"Nate needed another deputy and he wanted someone who had experience. He offered me the position and I was required to go to the Crime Lab to be recertified," said Ray.
"You have to be certified and I think some of his deputies did not have a certain amount of hours in continuous education," he added.
Ray said he is excited about serving as a deputy coroner and he looks forward to working with the coroner.
Bolivar County Coroner Nate Brown said in order for a deputy coroner to receive certification they are required to attend sessions offered by the medical examiner office.
The State Medical Examiner’s Office monitors and maintains the certification of all coroners and deputy coroners within the state of Mississippi.
The Medical Examiner’s Office participates in the education and training of the county coroners by providing a 40-hour training seminar to newly elected coroners, and by assisting with the bi-annual coroner’s conference.
"Deputy coroners must have at least 24 hours per year of continuous certified medical education training. These classes can be done at various locations such as district meetings and coroner meetings," said Brown.
"They can also attend an autopsy," he added.
Continuing medical education helps those in the medical field maintain competence and learn about new and developing areas of their field.
Trice said documents containing his certification information have been sent to state representatives and senators.
Sen. Willie Simmons said he received documents concerning Trice's certification but it was not sent to him from the Medical Examiner Office, it was given to him by Trice.

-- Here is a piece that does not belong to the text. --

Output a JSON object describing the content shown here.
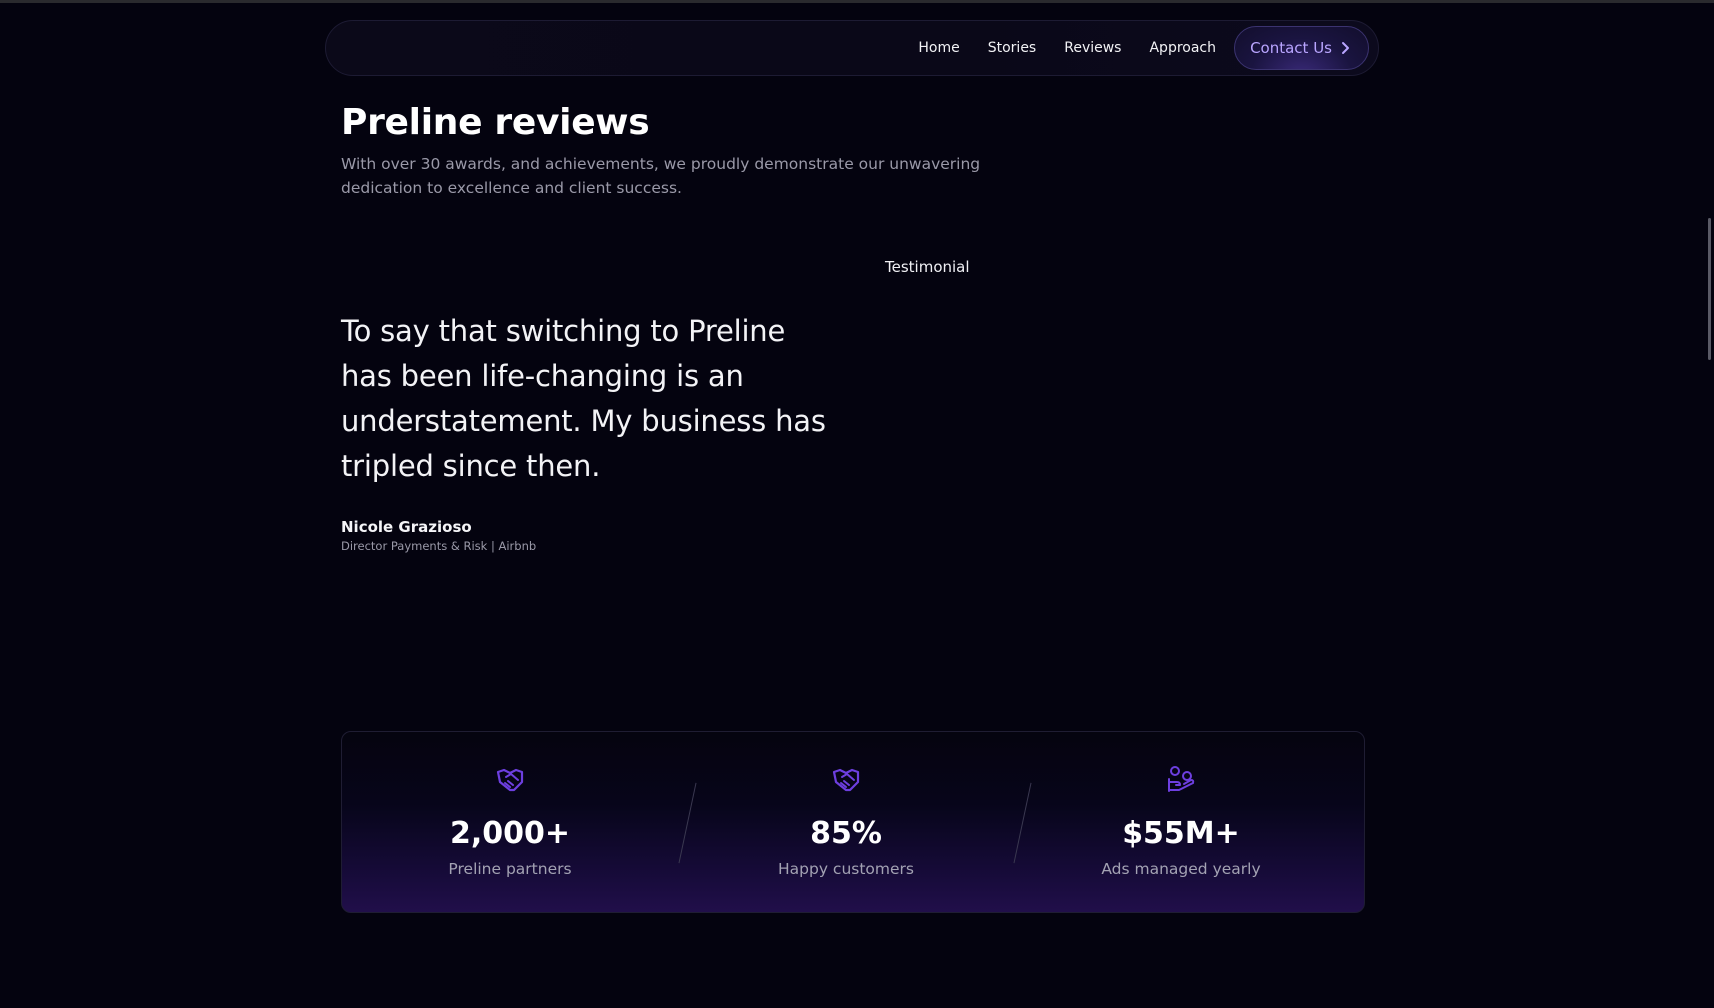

"A copy was also submitted to the chairman of the Bolivar County Board of Supervisors. All of these people have seen that the qualifications were met," said Trice.
A letter was given to president of the Bolivar County Board of Supervisors from the Medical Examiner Office, concerning Trice, during a regularly scheduled meeting.
The full content of the letter was not disclosed.
"Right now the decision on reinstatement is simply up to the state medical examiner. He assured me that he would reinstate my license. It is just a matter of him getting around to doing it," said Trice.
The Bolivar Commercial made several attempts to contact Mississippi Chief Medical Examiner Mark LeVaughn but he was not available.